I am going home.

Our final evening of the Eurotour is spent in the hostel just outside of Dijon. Dijon.

My Dijon.

I have always felt a little resentment towards Dijon. It is hard to explain why other than the fact that I suppose a piece of me wishes I could live in Dijon and not the vineyards. Although I know I would
Julie boat.
not be as happy in Dijon as I am in Fixin. I guess it is also that Dijon is a small boring city that seems to be plagued with problems, manifestations, and gray skies.

The chaperones know that I reside just outside the Mustard capital of the world, and they ask me to get on the speaker and tell the group a little something about the city. I refuse to speak, but promise I will write something for the chaperones to read.

So I write some facts about the capital, history, famous products, and must sees in Dijon.
Then we are here.

After our delicious dinner at the hostel, the group has a big dance party and mini-talant show. We are not much of a talented bunch, so we spent most of our time dancing. I never leave Julia’s side the entire night. In fact, I find it surprising that the few days I thought she was kind of an annoying
Yes, I am 5 years-old.
person, and I figured I was not going to be very good friends. Here we are, closer than most people on this trip. I realize just how much I am going to miss her.

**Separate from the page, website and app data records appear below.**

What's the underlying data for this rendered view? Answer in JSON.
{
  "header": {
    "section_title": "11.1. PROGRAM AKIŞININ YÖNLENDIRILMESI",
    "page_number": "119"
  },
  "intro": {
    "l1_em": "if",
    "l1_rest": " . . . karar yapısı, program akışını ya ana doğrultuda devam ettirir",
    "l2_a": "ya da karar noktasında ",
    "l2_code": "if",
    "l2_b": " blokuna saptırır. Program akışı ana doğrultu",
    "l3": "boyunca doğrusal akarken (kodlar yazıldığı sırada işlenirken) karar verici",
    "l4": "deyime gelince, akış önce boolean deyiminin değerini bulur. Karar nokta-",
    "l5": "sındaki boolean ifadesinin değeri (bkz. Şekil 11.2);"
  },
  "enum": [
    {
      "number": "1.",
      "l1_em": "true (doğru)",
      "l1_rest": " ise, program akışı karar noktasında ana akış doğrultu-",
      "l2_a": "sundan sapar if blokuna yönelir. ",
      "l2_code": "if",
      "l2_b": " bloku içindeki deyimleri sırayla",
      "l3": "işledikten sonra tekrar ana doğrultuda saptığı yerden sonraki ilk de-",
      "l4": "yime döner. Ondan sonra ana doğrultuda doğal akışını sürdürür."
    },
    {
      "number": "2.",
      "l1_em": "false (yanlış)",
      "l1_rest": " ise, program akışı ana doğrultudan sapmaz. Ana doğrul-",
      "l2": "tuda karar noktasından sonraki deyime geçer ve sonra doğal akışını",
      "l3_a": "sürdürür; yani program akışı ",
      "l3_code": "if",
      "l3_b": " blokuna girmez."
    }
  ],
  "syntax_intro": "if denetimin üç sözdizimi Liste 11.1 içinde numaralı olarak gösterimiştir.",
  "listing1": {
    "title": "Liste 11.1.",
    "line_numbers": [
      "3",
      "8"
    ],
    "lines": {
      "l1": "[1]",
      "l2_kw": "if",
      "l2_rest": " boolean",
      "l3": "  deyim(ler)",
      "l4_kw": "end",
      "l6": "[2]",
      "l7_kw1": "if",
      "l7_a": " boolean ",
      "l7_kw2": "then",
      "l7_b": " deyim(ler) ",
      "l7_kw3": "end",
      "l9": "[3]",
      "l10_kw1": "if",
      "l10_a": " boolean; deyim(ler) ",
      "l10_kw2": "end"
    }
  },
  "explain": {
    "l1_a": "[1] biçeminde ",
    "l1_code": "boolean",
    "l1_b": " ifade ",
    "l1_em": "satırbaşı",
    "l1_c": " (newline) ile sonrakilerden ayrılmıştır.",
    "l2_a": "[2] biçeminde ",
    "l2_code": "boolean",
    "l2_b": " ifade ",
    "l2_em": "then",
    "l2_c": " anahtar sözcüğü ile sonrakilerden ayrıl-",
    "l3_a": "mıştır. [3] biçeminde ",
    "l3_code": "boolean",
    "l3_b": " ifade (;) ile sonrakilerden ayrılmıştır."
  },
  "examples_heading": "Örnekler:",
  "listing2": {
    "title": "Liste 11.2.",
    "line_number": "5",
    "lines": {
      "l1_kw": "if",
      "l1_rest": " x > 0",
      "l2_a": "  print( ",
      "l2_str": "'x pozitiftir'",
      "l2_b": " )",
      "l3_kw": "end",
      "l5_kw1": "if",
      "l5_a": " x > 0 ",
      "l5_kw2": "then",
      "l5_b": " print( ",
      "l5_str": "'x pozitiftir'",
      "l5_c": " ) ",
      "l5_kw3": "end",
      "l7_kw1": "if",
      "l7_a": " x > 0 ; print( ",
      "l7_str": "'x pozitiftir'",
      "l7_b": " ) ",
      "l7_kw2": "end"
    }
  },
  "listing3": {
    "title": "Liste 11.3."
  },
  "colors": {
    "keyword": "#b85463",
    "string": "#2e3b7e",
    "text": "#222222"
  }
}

We leave the dance party earlier and head back to the room. There is some stale air in the atmosphere, since there are quite a few girls with a looming threat ti be sent home early because of alcohol on this trip. But not me, Julia, and Vicki, and we head back to the room and plan to pull an all-nighter.

Then we pass out.

The next morning, I am the first one downstairs. The first one awake and ready with my bags packed and at the door. I do not know the exact moment that my host Dad is coming to pick me up, so I think it best that I be prepared for anything. I quickly eat breakfast alone and then head to the door. A part of me hopes he comes early so I do not have to say goodbye, something I always hate to do.

But Julia and Vicki and everyone makes their way down for breakfast, eats, and then comes to talk with me. I am still here, but 8 is fast approaching.

It is time to leave for the group, and I can not escape the inevitable goodbye.

I do not cry, because I know in my heart I am going to see these people again. At least the people I want to see again, Julia, Brittany, Vicki, Page, and Christina. But I hate it nonetheless, because goodbye is goodbye. I am not going to wake up and eat breakfast with these people tomorrow like I have for the past 2 weeks. Is this a indicator for what is to come?

I hope not.